But we suffer in the hope of glory. We understand that the principles of the Word of God are inseparably joined to suffering. We know that in this suffering we are partakers of Christ’s suffering, I Peter 4:13. We know too that we shall be partakers of His glory, who was raised far above all principalities and powers and set at God’s right hand.

We suffer in hope because we know that this suffering is according to God’s counsel and purpose in Christ Jesus and is given unto us in His grace. Philippians 1:29. Thus we are called upon to rejoice when we suffer for righteousness sake. “Blessed are ye, when men shall revile you, and persecute you, and shall say all manner of evil against you falsely, for my sake. Rejoice, and be exceeding glad: for great is your reward in heaven, for so persecuted they the prophets which were before you.’’


We Suffer with the Saints

We must not view ourselves individualistically. We are not the only ones who have been and are called upon to suffer for righteousness sake. We must not develop a martyr’s complex. We must not adopt a morbid resignation to the inevitable. This is not faith.

We suffer in the knowledge of the suffering of the saints of the past.
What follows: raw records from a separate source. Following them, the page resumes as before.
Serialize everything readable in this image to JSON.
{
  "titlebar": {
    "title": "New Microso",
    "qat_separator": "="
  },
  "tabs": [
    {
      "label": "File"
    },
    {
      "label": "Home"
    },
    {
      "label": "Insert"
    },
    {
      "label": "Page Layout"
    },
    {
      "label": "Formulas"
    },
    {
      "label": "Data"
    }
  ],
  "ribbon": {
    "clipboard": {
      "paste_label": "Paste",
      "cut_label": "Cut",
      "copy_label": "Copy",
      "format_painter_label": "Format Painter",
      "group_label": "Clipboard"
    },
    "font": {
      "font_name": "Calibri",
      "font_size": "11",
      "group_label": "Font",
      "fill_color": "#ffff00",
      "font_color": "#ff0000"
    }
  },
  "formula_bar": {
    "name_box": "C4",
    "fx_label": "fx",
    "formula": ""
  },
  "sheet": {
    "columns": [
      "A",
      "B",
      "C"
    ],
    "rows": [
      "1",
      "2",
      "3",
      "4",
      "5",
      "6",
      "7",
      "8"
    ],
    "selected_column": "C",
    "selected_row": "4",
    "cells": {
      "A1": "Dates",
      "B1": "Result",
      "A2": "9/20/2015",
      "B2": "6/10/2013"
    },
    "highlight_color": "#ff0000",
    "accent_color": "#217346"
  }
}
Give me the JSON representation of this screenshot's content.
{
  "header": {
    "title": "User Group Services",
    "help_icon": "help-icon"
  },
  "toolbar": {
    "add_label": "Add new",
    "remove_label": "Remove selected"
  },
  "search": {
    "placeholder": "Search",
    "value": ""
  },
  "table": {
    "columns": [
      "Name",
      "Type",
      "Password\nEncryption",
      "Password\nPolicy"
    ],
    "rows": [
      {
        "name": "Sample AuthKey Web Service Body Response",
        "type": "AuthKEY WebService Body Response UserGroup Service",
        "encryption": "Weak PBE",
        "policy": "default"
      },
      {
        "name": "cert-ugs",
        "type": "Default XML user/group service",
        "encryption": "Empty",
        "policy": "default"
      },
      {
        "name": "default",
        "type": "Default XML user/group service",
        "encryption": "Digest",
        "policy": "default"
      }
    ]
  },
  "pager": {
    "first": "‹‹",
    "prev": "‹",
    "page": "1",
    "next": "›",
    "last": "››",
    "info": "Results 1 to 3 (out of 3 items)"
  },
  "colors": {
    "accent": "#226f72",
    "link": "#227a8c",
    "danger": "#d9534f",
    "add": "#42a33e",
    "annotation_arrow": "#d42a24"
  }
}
In Hebrews 11 we have recorded how the saints of the old dispensation suffered for God’s name sake. We must be mindful that today saints in other lands suffer for Christ’s sake. Remember too that the young saints upon the mission field in Singapore suffer persecution in their homes.

We suffer for our faith as witnesses unto the saints of tomorrow. Our parents have done that for us. We must be willing to bear every reproach of Christ and all hatred in order that we may give a clear and definite witness to our children.

May the Lord of glory uphold and strengthen you in this spiritual warfare for the honor of His name and the salvation of His people.

I thank you.